Don’t Be Shy About Asking for Reviews
Reviews are vital for the evolution of a podcast. Those golden five star reviews coax more listeners into the fold, while reviews in general encourage listeners to give a visceral opinion on what they're just heard. Whether good or bad, reviews shine a helpful spotlight on what is and isn't working for your audience.
Ask for feedback. What do they love? What would they prefer to hear less of? Can you make improvements with your sound quality? What topics should you be tackling? Include a call-to-action at the end of each episode as well as in your show show notes where you ask your listeners to provide feedback.
It's not enough to ask for it. Take all feedback on board! Your listeners will often give feedback with good intentions—regardless of how positive or negative it is, they want you to succeed.
Hire People (There’s No Shame in Getting Help)
Creating the best podcast content possible doesn't come easily for everyone. Sometimes you need to ask for some help. Hiring a professional team can steer you away from the usual rookie mistakes many first-time podcasters make.
In addition, if you already have an established podcast, a strong production team can audit your show and advise you on where improvements can be made to increase your chances of achieving success.
Hiring a podcast launch service is a great way to get someone else to do the heavy lifting for you. Jobs they can tackle on your behalf include brainstorming topics, doing in-depth research, identifying potential guests, editing, overall production, scripting, promotion, sponsorships, and even general logistics.
Closing Thoughts on Podcasting Best Practices

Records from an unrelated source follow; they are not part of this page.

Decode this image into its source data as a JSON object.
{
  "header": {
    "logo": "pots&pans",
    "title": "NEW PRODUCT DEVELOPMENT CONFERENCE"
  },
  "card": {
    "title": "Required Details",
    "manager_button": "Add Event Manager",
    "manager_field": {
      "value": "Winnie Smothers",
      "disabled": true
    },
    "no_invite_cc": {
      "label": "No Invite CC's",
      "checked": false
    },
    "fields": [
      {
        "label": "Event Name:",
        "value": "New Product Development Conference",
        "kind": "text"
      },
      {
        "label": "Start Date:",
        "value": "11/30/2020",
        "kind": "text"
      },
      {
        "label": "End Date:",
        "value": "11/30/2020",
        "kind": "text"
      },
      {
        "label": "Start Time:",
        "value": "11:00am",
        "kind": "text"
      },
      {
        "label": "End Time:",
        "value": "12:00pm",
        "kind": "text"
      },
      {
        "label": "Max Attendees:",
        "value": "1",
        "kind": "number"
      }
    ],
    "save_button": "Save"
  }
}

Audio content can be an essential tool in your marketing toolbox. Now that you know our tips and best practices, you can start to maximize the potential of your show. Keep evaluating the content you are creating, how your podcast sounds, what your listeners are saying, and the areas you need to improve.
Remember, podcasting is a journey, not a destination. The medium is always evolving, so it follows that your podcast will be a constant work in progress. Keep at it and you're sure to see real results from your efforts.
Thinking of starting a podcast? Lower Street provides numerous podcast production services to help breathe new life into a podcast. Contact us today to see how we can help you build something great.